=== What this task involves ===
Using the material that follows, say how many lines contain the string "bold". Answer with a number only.
--
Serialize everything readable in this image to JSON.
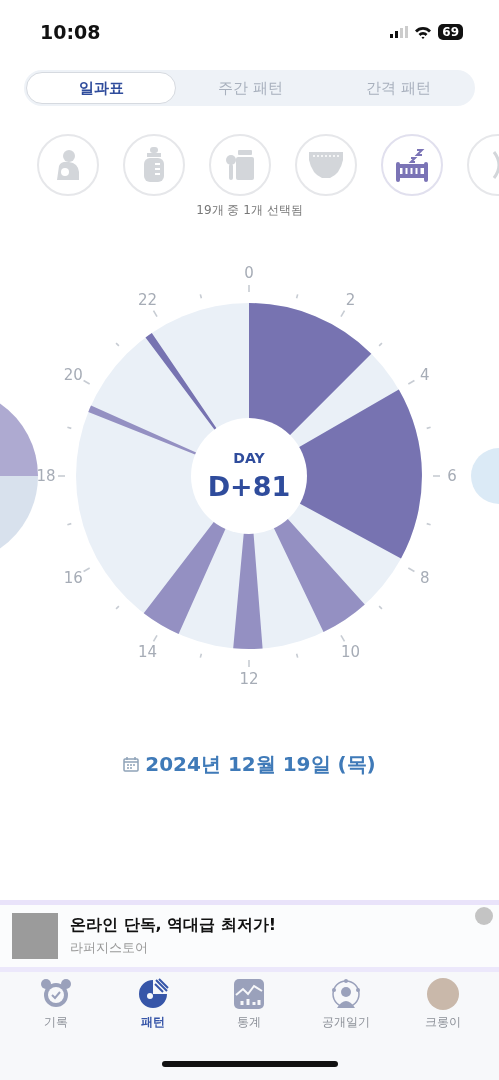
{
  "status_bar": {
    "time": "10:08",
    "battery": "69"
  },
  "tabs": [
    {
      "label": "일과표",
      "selected": true
    },
    {
      "label": "주간 패턴",
      "selected": false
    },
    {
      "label": "간격 패턴",
      "selected": false
    }
  ],
  "categories": [
    {
      "kind": "breastfeeding",
      "selected": false
    },
    {
      "kind": "bottle",
      "selected": false
    },
    {
      "kind": "babyfood",
      "selected": false
    },
    {
      "kind": "diaper",
      "selected": false
    },
    {
      "kind": "sleep",
      "selected": true
    },
    {
      "kind": "partial",
      "selected": false
    }
  ],
  "selection_count": "19개 중 1개 선택됨",
  "clock": {
    "hour_labels": [
      "0",
      "2",
      "4",
      "6",
      "8",
      "10",
      "12",
      "14",
      "16",
      "18",
      "20",
      "22"
    ],
    "center_caption": "DAY",
    "center_value": "D+81"
  },
  "date": "2024년 12월 19일 (목)",
  "ad": {
    "title": "온라인 단독, 역대급 최저가!",
    "advertiser": "라퍼지스토어"
  },
  "nav": [
    {
      "kind": "alarm",
      "label": "기록",
      "selected": false
    },
    {
      "kind": "pattern",
      "label": "패턴",
      "selected": true
    },
    {
      "kind": "stats",
      "label": "통계",
      "selected": false
    },
    {
      "kind": "public",
      "label": "공개일기",
      "selected": false
    },
    {
      "kind": "avatar",
      "label": "크롱이",
      "selected": false
    }
  ]
}
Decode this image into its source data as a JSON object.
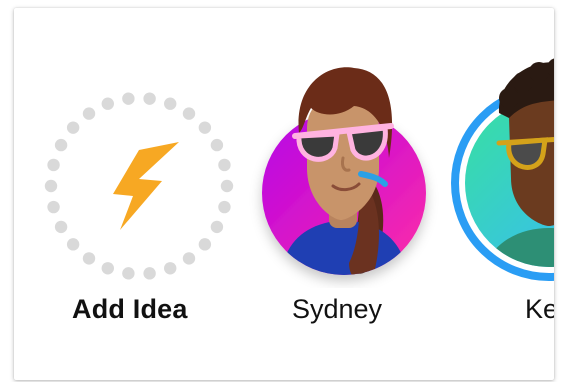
{
  "stories": {
    "add": {
      "label": "Add Idea",
      "icon": "lightning-bolt-icon",
      "dot_color": "#d9d9d9",
      "bolt_color": "#f7a823"
    },
    "sydney": {
      "label": "Sydney",
      "avatar": "avatar-sunglasses-woman",
      "ring_gradient": [
        "#b400e8",
        "#ff2ea6"
      ]
    },
    "kevin": {
      "label": "Kev",
      "avatar": "avatar-sunglasses-man",
      "ring_color": "#2a9df4",
      "ring_gradient": [
        "#38b7ff",
        "#38e0a0"
      ]
    }
  }
}
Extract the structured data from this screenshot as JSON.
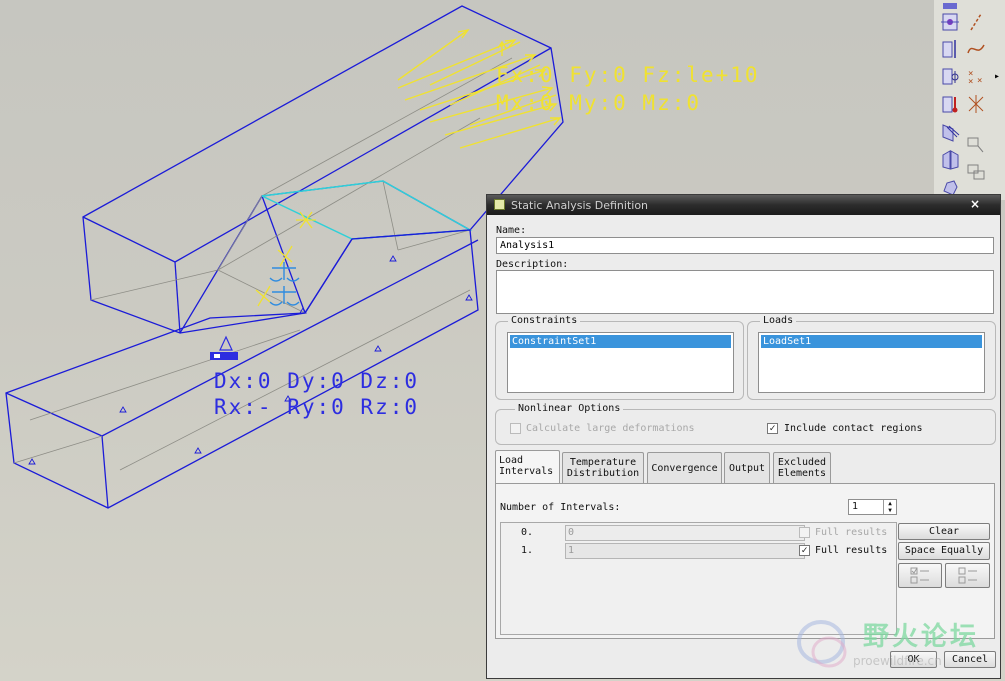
{
  "model": {
    "load_label_line1": "Fx:0 Fy:0 Fz:le+10",
    "load_label_line2": "Mx:0 My:0 Mz:0",
    "constraint_label_line1": "Dx:0 Dy:0 Dz:0",
    "constraint_label_line2": "Rx:- Ry:0 Rz:0"
  },
  "colors": {
    "wireframe": "#1b1bd8",
    "load": "#f0e230",
    "contact": "#2fd0d8",
    "selection": "#3a94dc"
  },
  "toolbar": {
    "icons": [
      "mass-icon",
      "datum-line-icon",
      "surface-region-icon",
      "sketch-curve-icon",
      "volume-region-icon",
      "datum-point-icon",
      "temperature-icon",
      "coordinate-system-icon",
      "shell-pair-icon",
      "beam-icon",
      "midsurface-icon",
      "spring-icon",
      "rigid-link-icon",
      "weld-icon"
    ],
    "expand_glyph": "▸"
  },
  "dialog": {
    "title": "Static Analysis Definition",
    "close_glyph": "×",
    "name_label": "Name:",
    "name_value": "Analysis1",
    "description_label": "Description:",
    "description_value": "",
    "constraints_title": "Constraints",
    "constraints_items": [
      "ConstraintSet1"
    ],
    "loads_title": "Loads",
    "loads_items": [
      "LoadSet1"
    ],
    "nonlinear_title": "Nonlinear Options",
    "large_deformations_label": "Calculate large deformations",
    "large_deformations_checked": false,
    "contact_label": "Include contact regions",
    "contact_checked": true,
    "tabs": [
      {
        "line1": "Load",
        "line2": "Intervals",
        "active": true
      },
      {
        "line1": "Temperature",
        "line2": "Distribution",
        "active": false
      },
      {
        "line1": "Convergence",
        "line2": "",
        "active": false
      },
      {
        "line1": "Output",
        "line2": "",
        "active": false
      },
      {
        "line1": "Excluded",
        "line2": "Elements",
        "active": false
      }
    ],
    "intervals_label": "Number of Intervals:",
    "intervals_value": "1",
    "intervals": [
      {
        "index": "0.",
        "value": "0",
        "full_results_label": "Full results",
        "checked": false,
        "enabled": false
      },
      {
        "index": "1.",
        "value": "1",
        "full_results_label": "Full results",
        "checked": true,
        "enabled": true
      }
    ],
    "clear_label": "Clear",
    "space_equally_label": "Space Equally",
    "ok_label": "OK",
    "cancel_label": "Cancel"
  },
  "watermark": {
    "text": "野火论坛",
    "url": "proewildfire.cn"
  }
}
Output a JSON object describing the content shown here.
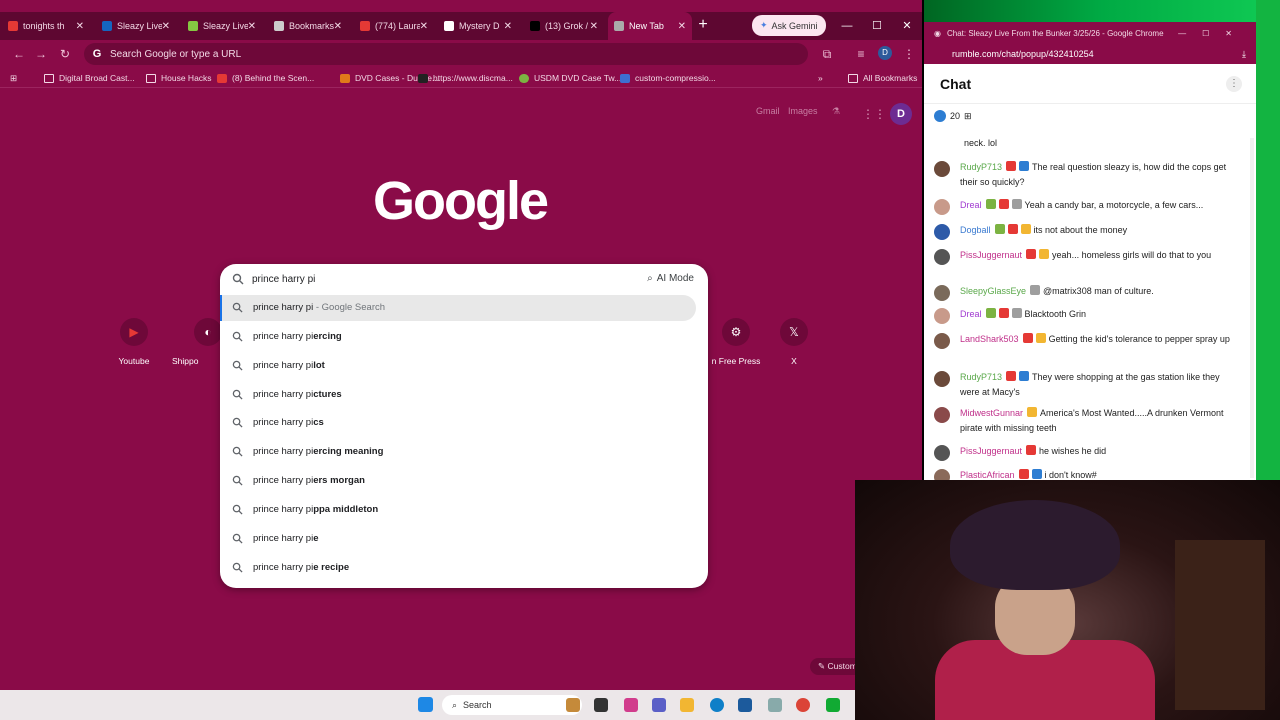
{
  "browser": {
    "tabs": [
      {
        "label": "tonights th",
        "favicon_color": "#e53935"
      },
      {
        "label": "Sleazy Live",
        "favicon_color": "#1565c0"
      },
      {
        "label": "Sleazy Live",
        "favicon_color": "#85c742"
      },
      {
        "label": "Bookmarks",
        "favicon_color": "#cccccc"
      },
      {
        "label": "(774) Laura",
        "favicon_color": "#e53935"
      },
      {
        "label": "Mystery D",
        "favicon_color": "#ffffff"
      },
      {
        "label": "(13) Grok /",
        "favicon_color": "#000000"
      },
      {
        "label": "New Tab",
        "favicon_color": "#aaaaaa"
      }
    ],
    "ask_gemini": "Ask Gemini",
    "omnibox_placeholder": "Search Google or type a URL",
    "profile_initial": "D",
    "bookmarks": [
      {
        "label": "Digital Broad Cast...",
        "icon": "folder-icon"
      },
      {
        "label": "House Hacks",
        "icon": "folder-icon"
      },
      {
        "label": "(8) Behind the Scen...",
        "icon": "youtube-icon"
      },
      {
        "label": "DVD Cases - Duode...",
        "icon": "dvd-icon"
      },
      {
        "label": "https://www.discma...",
        "icon": "site-icon"
      },
      {
        "label": "USDM DVD Case Tw...",
        "icon": "site-icon"
      },
      {
        "label": "custom-compressio...",
        "icon": "site-icon"
      }
    ],
    "all_bookmarks": "All Bookmarks"
  },
  "ntp": {
    "top_links": [
      "Gmail",
      "Images"
    ],
    "logo": "Google",
    "search_query": "prince harry pi",
    "ai_mode": "AI Mode",
    "suggestions": [
      {
        "prefix": "prince harry pi",
        "bold": "",
        "suffix": " - Google Search"
      },
      {
        "prefix": "prince harry pi",
        "bold": "ercing",
        "suffix": ""
      },
      {
        "prefix": "prince harry pi",
        "bold": "lot",
        "suffix": ""
      },
      {
        "prefix": "prince harry pi",
        "bold": "ctures",
        "suffix": ""
      },
      {
        "prefix": "prince harry pi",
        "bold": "cs",
        "suffix": ""
      },
      {
        "prefix": "prince harry pi",
        "bold": "ercing meaning",
        "suffix": ""
      },
      {
        "prefix": "prince harry pi",
        "bold": "ers morgan",
        "suffix": ""
      },
      {
        "prefix": "prince harry pi",
        "bold": "ppa middleton",
        "suffix": ""
      },
      {
        "prefix": "prince harry pi",
        "bold": "e",
        "suffix": ""
      },
      {
        "prefix": "prince harry pi",
        "bold": "e recipe",
        "suffix": ""
      }
    ],
    "shortcuts": [
      {
        "label": "Youtube",
        "icon": "youtube-icon"
      },
      {
        "label": "Shippo",
        "icon": "shippo-icon"
      },
      {
        "label": "n Free Press",
        "icon": "free-press-icon"
      },
      {
        "label": "X",
        "icon": "x-icon"
      }
    ],
    "customize": "Custom"
  },
  "taskbar": {
    "search": "Search"
  },
  "chat_window": {
    "title": "Chat: Sleazy Live From the Bunker 3/25/26 - Google Chrome",
    "url": "rumble.com/chat/popup/432410254",
    "header": "Chat",
    "viewer_count": "20",
    "messages": [
      {
        "user": "",
        "text": "neck. lol",
        "user_color": "#222222",
        "avatar_color": "#cccccc"
      },
      {
        "user": "RudyP713",
        "text": "The real question sleazy is, how did the cops get their so quickly?",
        "user_color": "#5aa84a",
        "avatar_color": "#6b4a3a"
      },
      {
        "user": "Dreal",
        "text": "Yeah a candy bar, a motorcycle, a few cars...",
        "user_color": "#a03ad0",
        "avatar_color": "#c89a8a"
      },
      {
        "user": "Dogball",
        "text": "its not about the money",
        "user_color": "#3a7ad0",
        "avatar_color": "#2d5aa8"
      },
      {
        "user": "PissJuggernaut",
        "text": "yeah... homeless girls will do that to you",
        "user_color": "#c0308a",
        "avatar_color": "#555555"
      },
      {
        "user": "SleepyGlassEye",
        "text": "@matrix308 man of culture.",
        "user_color": "#5aa84a",
        "avatar_color": "#7a6a5a"
      },
      {
        "user": "Dreal",
        "text": "Blacktooth Grin",
        "user_color": "#a03ad0",
        "avatar_color": "#c89a8a"
      },
      {
        "user": "LandShark503",
        "text": "Getting the kid's tolerance to pepper spray up",
        "user_color": "#c0308a",
        "avatar_color": "#7a5a4a"
      },
      {
        "user": "RudyP713",
        "text": "They were shopping at the gas station like they were at Macy's",
        "user_color": "#5aa84a",
        "avatar_color": "#6b4a3a"
      },
      {
        "user": "MidwestGunnar",
        "text": "America's Most Wanted.....A drunken Vermont pirate with missing teeth",
        "user_color": "#c0308a",
        "avatar_color": "#8a4a4a"
      },
      {
        "user": "PissJuggernaut",
        "text": "he wishes he did",
        "user_color": "#c0308a",
        "avatar_color": "#555555"
      },
      {
        "user": "PlasticAfrican",
        "text": "i don't know#",
        "user_color": "#c0308a",
        "avatar_color": "#8a6a5a"
      }
    ]
  },
  "colors": {
    "chrome_bg": "#8a0b48",
    "tab_strip": "#5e0731",
    "accent": "#1a73e8"
  }
}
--
=== Answer space ===
10